An updated transmission model indicates that most new HIV infections occur due to a lack of diagnosis and treatment.

Prompt HIV diagnosis and treatment is necessary to stem the spread of infection in the United States, according to a new CDC Vital Signs report.

Individuals who achieve and sustain viral suppression through treatment effectively prevent the spread of HIV. However, across the HIV care continuum, a new transmission model indicates that most transmissions occur from individuals with HIV who have not yet been diagnosed or treated.

According to the CDC, a lack of effective treatment results in worse outcomes for individuals with HIV and higher rates of transmission, accounting for 38,700 new HIV cases in 2016.

For the analysis, the Progression and Transmission of HIV (PATH 2.0) model was updated to estimate the 2016 US transmission rates by step along the HIV care continuum, population risk group, and age risk group.

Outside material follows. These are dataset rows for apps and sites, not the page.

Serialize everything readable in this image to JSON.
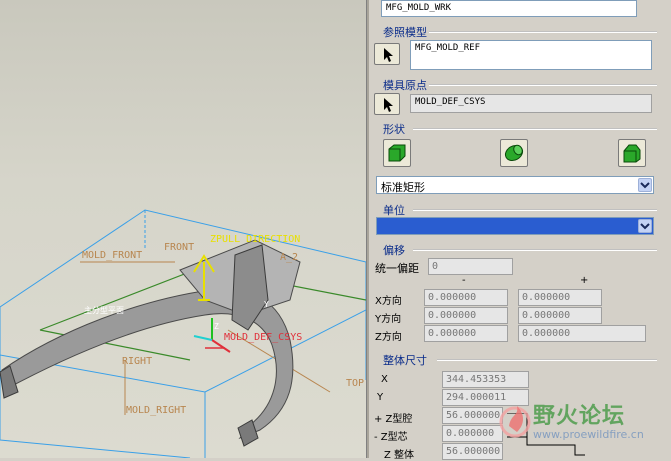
{
  "panel": {
    "top_field_value": "MFG_MOLD_WRK",
    "ref_model": {
      "title": "参照模型",
      "value": "MFG_MOLD_REF"
    },
    "mold_origin": {
      "title": "模具原点",
      "value": "MOLD_DEF_CSYS"
    },
    "shape": {
      "title": "形状",
      "selected": "标准矩形"
    },
    "unit": {
      "title": "单位",
      "selected": ""
    },
    "offset": {
      "title": "偏移",
      "uniform_label": "统一偏距",
      "uniform_value": "0",
      "minus_header": "-",
      "plus_header": "+",
      "rows": [
        {
          "label": "X方向",
          "minus": "0.000000",
          "plus": "0.000000"
        },
        {
          "label": "Y方向",
          "minus": "0.000000",
          "plus": "0.000000"
        },
        {
          "label": "Z方向",
          "minus": "0.000000",
          "plus": "0.000000"
        }
      ]
    },
    "overall": {
      "title": "整体尺寸",
      "rows": [
        {
          "label": "X",
          "value": "344.453353"
        },
        {
          "label": "Y",
          "value": "294.000011"
        },
        {
          "label": "+ Z型腔",
          "value": "56.000000"
        },
        {
          "label": "- Z型芯",
          "value": "0.000000"
        },
        {
          "label": "Z 整体",
          "value": "56.000000"
        }
      ]
    }
  },
  "viewport": {
    "labels": {
      "front": "FRONT",
      "mold_front": "MOLD_FRONT",
      "zpull": "ZPULL DIRECTION",
      "a2": "A_2",
      "right": "RIGHT",
      "mold_right": "MOLD_RIGHT",
      "top": "TOP",
      "csys": "MOLD_DEF_CSYS",
      "parting": "主分型平面",
      "y_axis": "Y",
      "z_axis": "Z"
    }
  },
  "watermark": {
    "title": "野火论坛",
    "url": "www.proewildfire.cn"
  },
  "colors": {
    "section_title": "#0a2c8a",
    "datum_label": "#b8864f",
    "pull_direction": "#e8e000",
    "csys": "#e0303a",
    "box_edge": "#3aa0e8",
    "plane_edge": "#3a8a2a"
  }
}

The model tracked individuals as they moved along the care continuum.

The data showed that the overall estimated HIV transmission rate in 2016 was 3.5 new infections per 100 person-years, with the rate of transmission decreasing with the progression along the HIV care continuum. The researchers noted that individuals who were acutely infected and unaware of their infection had the highest transmission rate (16.1), followed by those who were non-acutely infected and unaware (8.4), those aware of their HIV infection but not receiving care (6.6), and those receiving HIV care but not virally suppressed (6.1). Among those taking antiretroviral therapy (ART) and who are virally suppressed, the rate was 0.

Overall, the PATH 2.0 model estimated that HIV transmission in 2016 occurred primarily from individuals with HIV who were unaware of their infection and individuals who were diagnosed but not in care. Collectively, these 2 groups made up approximately 80% of new infections.

Increasing awareness of HIV infection status and diagnosing new infections is crucial to improving efforts to reduce transmissions. Routine and targeted HIV testing can serve as complementary approaches to addressing the lack of knowledge surrounding status, according to the report.

“Providers play an important role in this effort by screening patients for HIV infection, actively linked and engaging persons with HIV infection into ongoing, comprehensive care, and emphasizing the importance of achieving and maintaining viral suppression for personal health and prevention benefits,” the researchers explained.

To address individuals with diagnosed infection who are not in care, the researchers indicated that tailored support services can help patients who may face barriers such as lack of insurance or resources, stigma and discrimination, and mental health and substance use issues. Increasing public awareness of the benefits of viral suppression could work to decrease stigma, as well.

To keep up with the Department of Health and Human Services’ plan to reduce new HIV infections, faster rates of change will be needed to accelerate progress toward ending the HIV epidemic in the United States. Quick diagnosis and rapid initiation of treatment is key to effectively decreasing the rate of new infections, the report concluded.

Reference

Li Z, Purcell DW, Sansom SL, et al. Vital Signs: HIV transmission along the continuum of care ­— United States, 2016. Morbidity and Mortality Weekly Report. March 18, 2019. https://www.cdc.gov/mmwr/volumes/68/wr/mm6811e1.htm?s_cid=mm6811e1_w.